AISB event Bulletin Item

CALL FOR PARTICIPATION: Games, Interactive Rationality and Learning, 19-21 Apr 2012, Lund, SWEDEN

http://www.fil.lu.se/conferences/conference.asp?id=49&lang=se

G.I.R.L.'12, Lund, Department of Philosophy and Cognitive Science

Formal philosophy relies increasingly on simulations, and sometimes on empirical test, coming 
closer to both computer-, cognitive- and social sciences. Some examples are learning-theoretic 
models of inquiry, network theory-based approaches in social epistemology, and game-theoretic 
evolutionary approaches of communication. 

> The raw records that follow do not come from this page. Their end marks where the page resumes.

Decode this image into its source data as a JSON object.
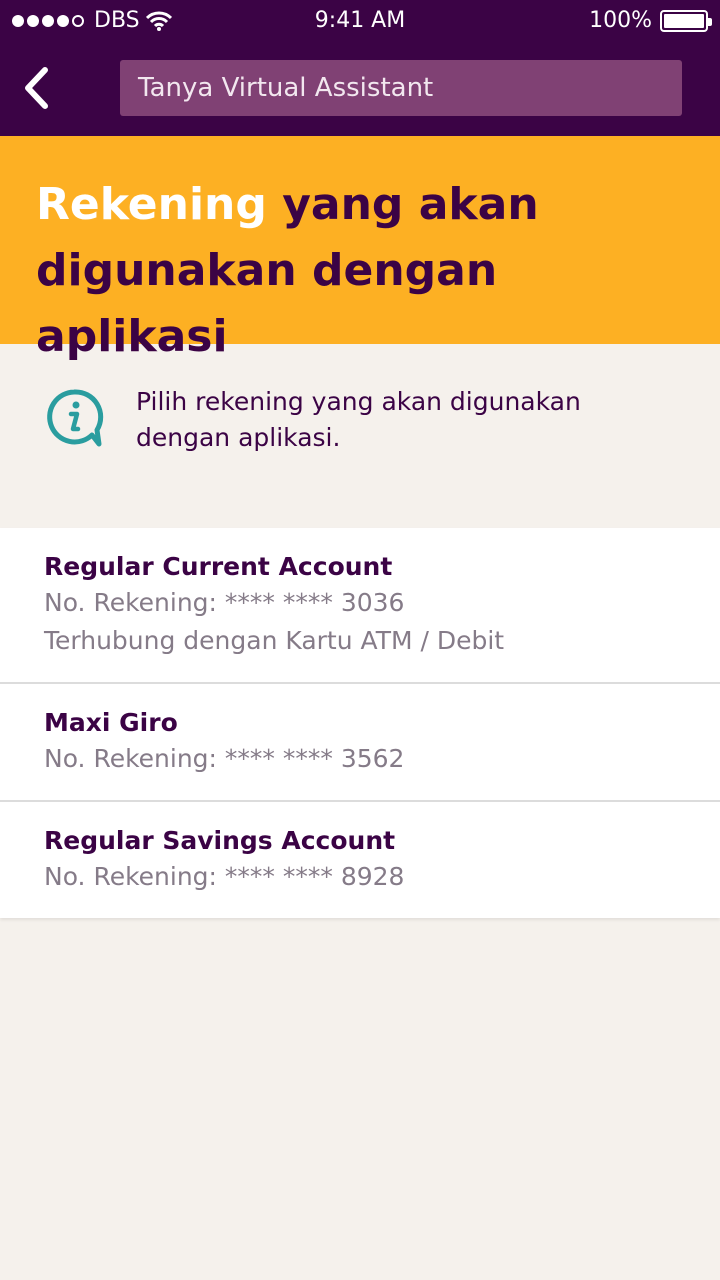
{
  "status_bar": {
    "carrier": "DBS",
    "time": "9:41 AM",
    "battery": "100%"
  },
  "header": {
    "search_text": "Tanya Virtual Assistant",
    "back_icon": "chevron-left-icon"
  },
  "banner": {
    "title_highlight": "Rekening",
    "title_rest": " yang akan digunakan dengan aplikasi"
  },
  "info": {
    "icon": "info-bubble-icon",
    "text": "Pilih rekening yang akan digunakan dengan aplikasi."
  },
  "accounts": [
    {
      "name": "Regular Current Account",
      "number": "No. Rekening: **** **** 3036",
      "note": "Terhubung dengan Kartu ATM / Debit"
    },
    {
      "name": "Maxi Giro",
      "number": "No. Rekening: **** **** 3562"
    },
    {
      "name": "Regular Savings Account",
      "number": "No. Rekening: **** **** 8928"
    }
  ],
  "colors": {
    "brand_purple": "#3b0345",
    "banner_yellow": "#fdb023",
    "search_bg": "#804174",
    "info_teal": "#2a9d9f",
    "background": "#f5f1ec"
  }
}
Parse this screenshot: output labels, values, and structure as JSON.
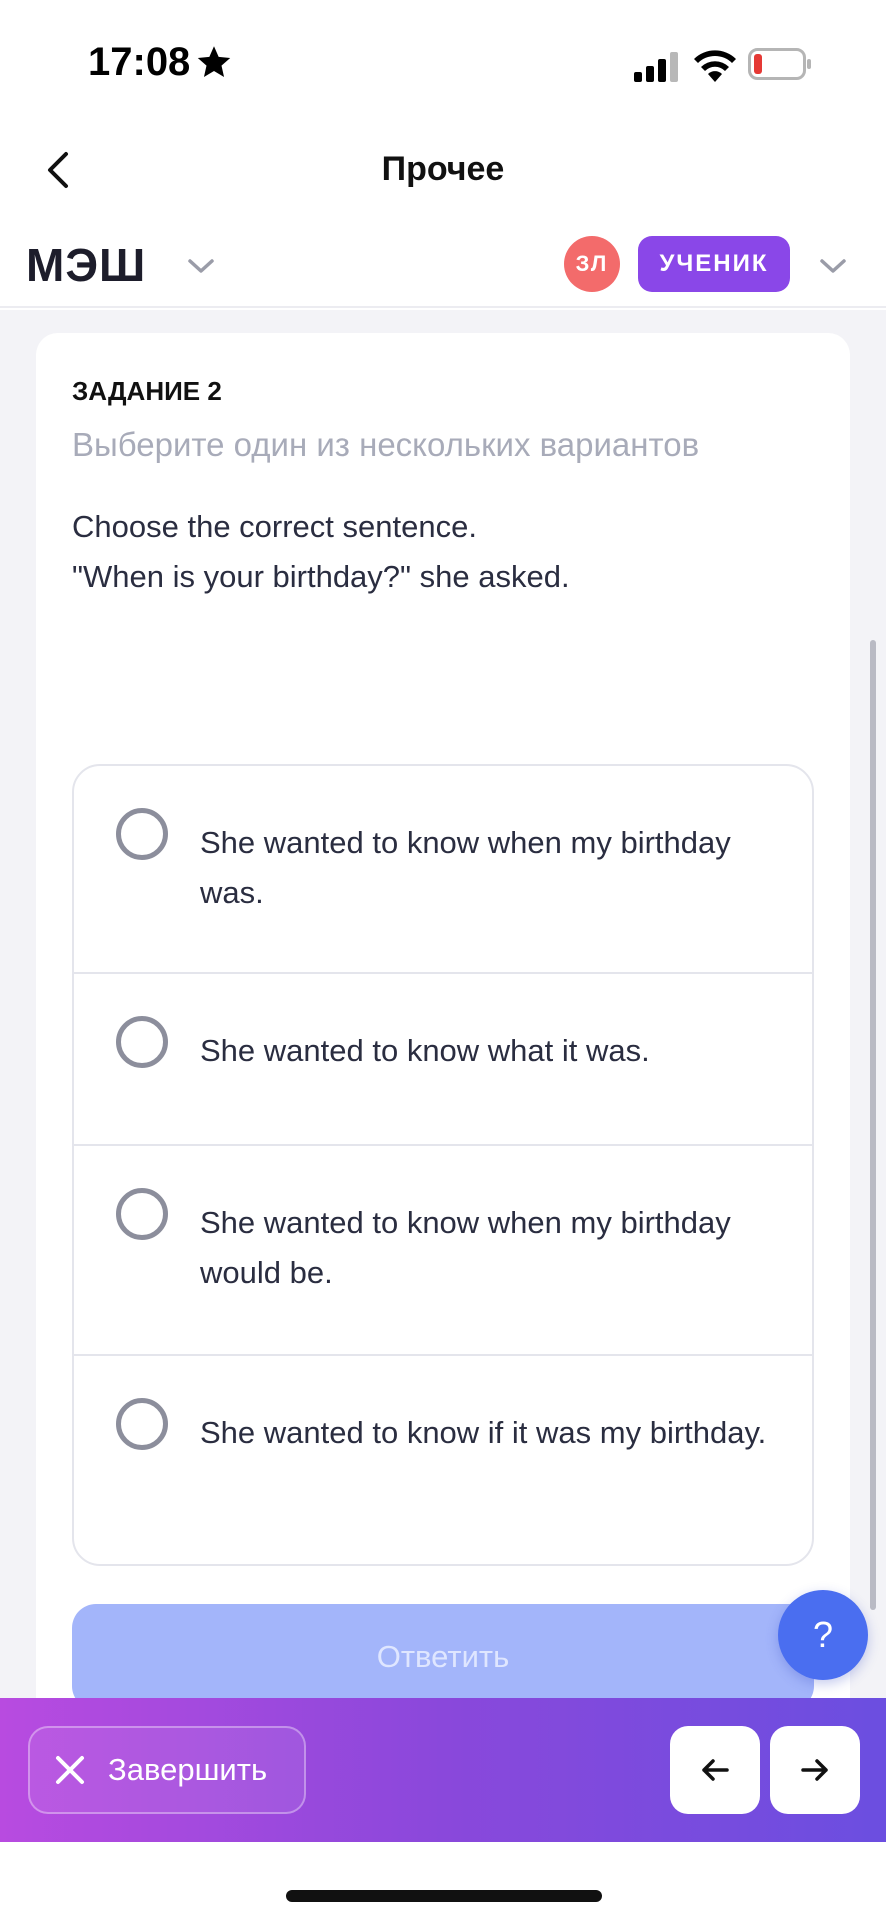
{
  "status_bar": {
    "time": "17:08",
    "icons": [
      "star-icon",
      "signal-icon",
      "wifi-icon",
      "battery-icon"
    ],
    "battery_color": "#e53935"
  },
  "nav": {
    "back_icon": "chevron-left-icon",
    "title": "Прочее"
  },
  "app_header": {
    "logo": "МЭШ",
    "avatar_initials": "ЗЛ",
    "avatar_color": "#f36b6b",
    "role": "УЧЕНИК",
    "role_color": "#8a47e8"
  },
  "task": {
    "label": "ЗАДАНИЕ 2",
    "hint": "Выберите один из нескольких вариантов",
    "question": "Choose the correct sentence.\n\"When is your birthday?\" she asked.",
    "options": [
      {
        "text": "She wanted to know when my birthday was.",
        "selected": false
      },
      {
        "text": "She wanted to know what it was.",
        "selected": false
      },
      {
        "text": "She wanted to know when my birthday would be.",
        "selected": false
      },
      {
        "text": "She wanted to know if it was my birthday.",
        "selected": false
      }
    ],
    "submit_label": "Ответить",
    "help_label": "?"
  },
  "bottom_bar": {
    "finish_label": "Завершить",
    "prev_icon": "arrow-left-icon",
    "next_icon": "arrow-right-icon"
  }
}
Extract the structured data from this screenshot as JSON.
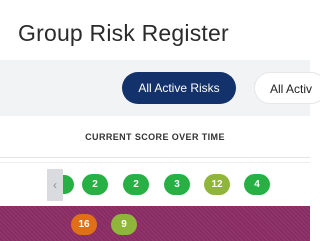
{
  "page": {
    "title": "Group Risk Register"
  },
  "filters": {
    "active_label": "All Active Risks",
    "secondary_label": "All Activ"
  },
  "section": {
    "header": "CURRENT SCORE OVER TIME"
  },
  "scroll": {
    "left_glyph": "‹"
  },
  "rows": [
    {
      "scores": [
        {
          "value": "2",
          "color": "#27b144"
        },
        {
          "value": "2",
          "color": "#27b144"
        },
        {
          "value": "3",
          "color": "#27b144"
        },
        {
          "value": "12",
          "color": "#8fb63b"
        },
        {
          "value": "4",
          "color": "#27b144"
        }
      ]
    },
    {
      "scores": [
        {
          "value": "16",
          "color": "#e07018"
        },
        {
          "value": "9",
          "color": "#8fb63b"
        }
      ]
    }
  ],
  "colors": {
    "accent": "#13316b",
    "row_highlight": "#8a2c64",
    "low": "#27b144",
    "medium": "#8fb63b",
    "high": "#e07018"
  }
}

The aim of the G.I.R.L.'12 Conference is to bring together researchers in philosophy, cognitive 
science and artificial intelligence, to investigate new areas where the game- and learning-theoretic
simulation approaches can lead to fruitful results. A central topic is interactive rationality, 
or rational behavior that emerges from interaction. Unlike 'rational interaction', its much better 
known sister, it does not presuppose agents to be rational to begin with. Examples are given by 
evolutionary game-theory, which studies rational (equilibrium-reaching) behavior emerging from 
interaction of non-reflective agents; or learning-theoretic models of inquiry showing how inquiry 
can solve inductive problems, while substituting truth-tracking efficiency to reflexive 
justification.